In sum, Lincoln at Peoria adroitly establishes that Lincoln’s response to the Kansas-Nebraska Act of 1854 was formative for both Lincoln and the United States. Whether Lincoln’s Peoria speech is best understood as one of several important milestones or as the turning point remains a question that will continue to animate debate. But if the book cannot fairly be said to offer the last word, it surely can be praised for stimulating ongoing conversation, a worthy accomplishment for any book.
. Abraham Lincoln to Albert G. Hodges, April 4, 1864, in Roy P. Basler, ed., The Collected Works of Abraham Lincoln, vol. 7 (New Brunswick: Rutgers University Press, 1953), 281-282.
If there is additional discussion of this review, you may access it through the network, at: https://networks.h-net.org/h-civwar.
Chandra Manning.
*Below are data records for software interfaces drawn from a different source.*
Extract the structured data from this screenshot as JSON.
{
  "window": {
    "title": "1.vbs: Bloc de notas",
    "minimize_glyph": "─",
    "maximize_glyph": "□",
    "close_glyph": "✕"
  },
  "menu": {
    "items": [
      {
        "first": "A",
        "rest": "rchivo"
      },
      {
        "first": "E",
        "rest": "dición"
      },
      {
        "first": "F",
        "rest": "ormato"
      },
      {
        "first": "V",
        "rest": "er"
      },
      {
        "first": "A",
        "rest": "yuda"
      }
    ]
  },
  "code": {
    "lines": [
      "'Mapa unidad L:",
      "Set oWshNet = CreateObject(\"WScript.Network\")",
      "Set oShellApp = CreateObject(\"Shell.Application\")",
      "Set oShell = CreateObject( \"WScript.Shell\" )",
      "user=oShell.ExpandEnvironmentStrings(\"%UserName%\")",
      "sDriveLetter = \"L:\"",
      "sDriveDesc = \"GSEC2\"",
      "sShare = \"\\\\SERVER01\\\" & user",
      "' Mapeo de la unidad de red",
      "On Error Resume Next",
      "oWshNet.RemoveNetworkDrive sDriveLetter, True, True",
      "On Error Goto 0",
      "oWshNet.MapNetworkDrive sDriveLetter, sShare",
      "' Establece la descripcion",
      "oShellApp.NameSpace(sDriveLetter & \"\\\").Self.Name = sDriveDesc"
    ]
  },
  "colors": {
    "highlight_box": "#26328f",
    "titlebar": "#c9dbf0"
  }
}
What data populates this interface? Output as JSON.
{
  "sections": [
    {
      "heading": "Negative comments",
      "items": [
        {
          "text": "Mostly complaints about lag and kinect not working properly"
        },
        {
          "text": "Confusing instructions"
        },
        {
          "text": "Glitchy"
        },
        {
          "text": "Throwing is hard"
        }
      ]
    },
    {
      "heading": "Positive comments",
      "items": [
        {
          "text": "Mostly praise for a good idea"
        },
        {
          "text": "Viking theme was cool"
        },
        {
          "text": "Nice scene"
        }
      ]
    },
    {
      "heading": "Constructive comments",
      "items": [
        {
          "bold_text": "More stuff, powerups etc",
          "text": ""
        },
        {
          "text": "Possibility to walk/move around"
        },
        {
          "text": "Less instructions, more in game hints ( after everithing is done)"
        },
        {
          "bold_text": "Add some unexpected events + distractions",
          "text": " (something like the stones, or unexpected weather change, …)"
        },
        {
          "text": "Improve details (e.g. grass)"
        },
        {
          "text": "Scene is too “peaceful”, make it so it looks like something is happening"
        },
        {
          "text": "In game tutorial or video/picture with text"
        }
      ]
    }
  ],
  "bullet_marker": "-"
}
Review of Lehrman, Lewis E., Lincoln at Peoria: The Turning Point.
H-CivWar, H-Net Reviews.
|This work is licensed under a Creative Commons Attribution-Noncommercial-No Derivative Works 3.0 United States License.|